Entry only at the north end with parking (pay-and-display) available on the northern peninsula accessed from the Leek to Buxton road (A53), or via minor roads through Meerbrook to the west. Excellent visitor facilities have been provided by Severn-Trent Water: Visitor Centre, Toilets, car park (access closes in evening but automatic gates allow exit), footpath. Terrain largely good with some metaled path surfaces. Generally dry enough for shoes/boots rather than wellies. Will inevitably be busy during the day so early morning may be best advised for birders seeking solitude!
Visitor Centre sells a range of Opticron binoculars
An edit from anyone with a perspective on this would be valuable
Both hides have ramps and many of the paths are metaled. Path down to Churnet medium-steep. Steps on north east side means only the first field would be accessible for wheelchairs.

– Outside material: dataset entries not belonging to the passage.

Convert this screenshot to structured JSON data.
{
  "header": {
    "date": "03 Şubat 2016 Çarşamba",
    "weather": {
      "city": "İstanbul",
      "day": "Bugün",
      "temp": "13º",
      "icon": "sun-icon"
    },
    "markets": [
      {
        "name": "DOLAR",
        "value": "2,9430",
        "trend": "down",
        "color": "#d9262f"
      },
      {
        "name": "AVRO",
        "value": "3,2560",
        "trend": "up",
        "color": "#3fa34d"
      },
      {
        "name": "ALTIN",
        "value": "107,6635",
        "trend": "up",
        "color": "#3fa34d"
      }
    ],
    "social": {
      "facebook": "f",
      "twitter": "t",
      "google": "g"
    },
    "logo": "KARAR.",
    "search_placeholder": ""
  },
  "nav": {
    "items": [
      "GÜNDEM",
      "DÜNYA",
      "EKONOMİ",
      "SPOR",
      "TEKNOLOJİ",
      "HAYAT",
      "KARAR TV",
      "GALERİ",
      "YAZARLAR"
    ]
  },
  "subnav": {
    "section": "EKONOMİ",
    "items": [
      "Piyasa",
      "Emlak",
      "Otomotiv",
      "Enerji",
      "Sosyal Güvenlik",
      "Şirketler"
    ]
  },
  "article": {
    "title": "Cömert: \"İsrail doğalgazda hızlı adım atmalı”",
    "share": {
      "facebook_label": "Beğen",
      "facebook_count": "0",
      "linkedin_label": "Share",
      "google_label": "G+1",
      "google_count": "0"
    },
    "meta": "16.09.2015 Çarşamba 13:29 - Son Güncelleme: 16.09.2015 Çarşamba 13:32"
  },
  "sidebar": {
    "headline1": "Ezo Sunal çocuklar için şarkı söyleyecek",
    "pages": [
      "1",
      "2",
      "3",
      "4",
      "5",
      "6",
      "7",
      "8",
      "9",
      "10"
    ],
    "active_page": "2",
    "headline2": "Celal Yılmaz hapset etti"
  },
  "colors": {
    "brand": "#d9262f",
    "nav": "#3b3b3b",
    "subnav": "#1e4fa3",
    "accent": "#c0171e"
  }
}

The Visitors Centre has at least 2 motorised disabled buggies that they hire out. You will need proof of identity and a deposit. Cost was 2GBP (August 2008) for 3 hours. Buggies are very robust for the terrain. Not sure if these can be booked in advance - we just turned up and one happened to be sat there.
 History and Use
Tittesworth is a drinking-water reservoir, owned and run by Severn-Trent Water, which has been developed over the last decades as a recreational site providing walking, picnicing and playground facilities as well as a Visitor Centre, shop and restaurant. No water-based activities are currently hosted - trout fishing for stocked fish ceased in 2007.
 Areas of Interest
The road causeway bridge at the north, between the main part of the reservoir and the Conservation Pool, is possibly the best strategic position to view most of the reservoir, but to cover the site properly takes some time. A well-maintained footpath has been provided by Severn-Trent Water and takes visitors around the reservoir. Birders with only a short time available for their visit may be best advised not to walk the entire 5 mile path and concentrate instead on the northern end where the variety of habitats should deliver the vast majority of species âavailableâ on most days. Two hides overlook the Conservation Pool, the west-side one is generally the best for bird-views, with an aspect taking in views of Hen Cloud and the Roaches just to the north-east, and also holds a log-book if you wish to report your sightings. Arguably the site is at its best in late summer and autumn when the water level (usually) falls and the muddy margins in the north end makes the site of great interest to passing wading birds. A walk up the River Churnet in the north-east end is usually worth including in an itinerary. There is no access around much of the western edge of the water north of the dam where the footpath leaves the reservoir area and follows the road and tracks a few 100 metres 'inland' until it rejoins the reservoir near the old fishing lodge.
 Survey work known
Regular Wetland Bird Survey counts have been performed at the site (any details?);
A Constant Effort Ringing project was run for a short period in late 1980s.
 Contact Details
 Regularly bird-watched by:
The species list owes much to the patch work performed by regulars at the site and visitors will probably encounter at least one expert happy to help with local info, particularly at weekends at the Visitorsâ Centre or at the hides/on the road causeway.
 Further Reading
 External Links
Please add if any reputable, non-commercial, sites are known.
 Other sites nearby are: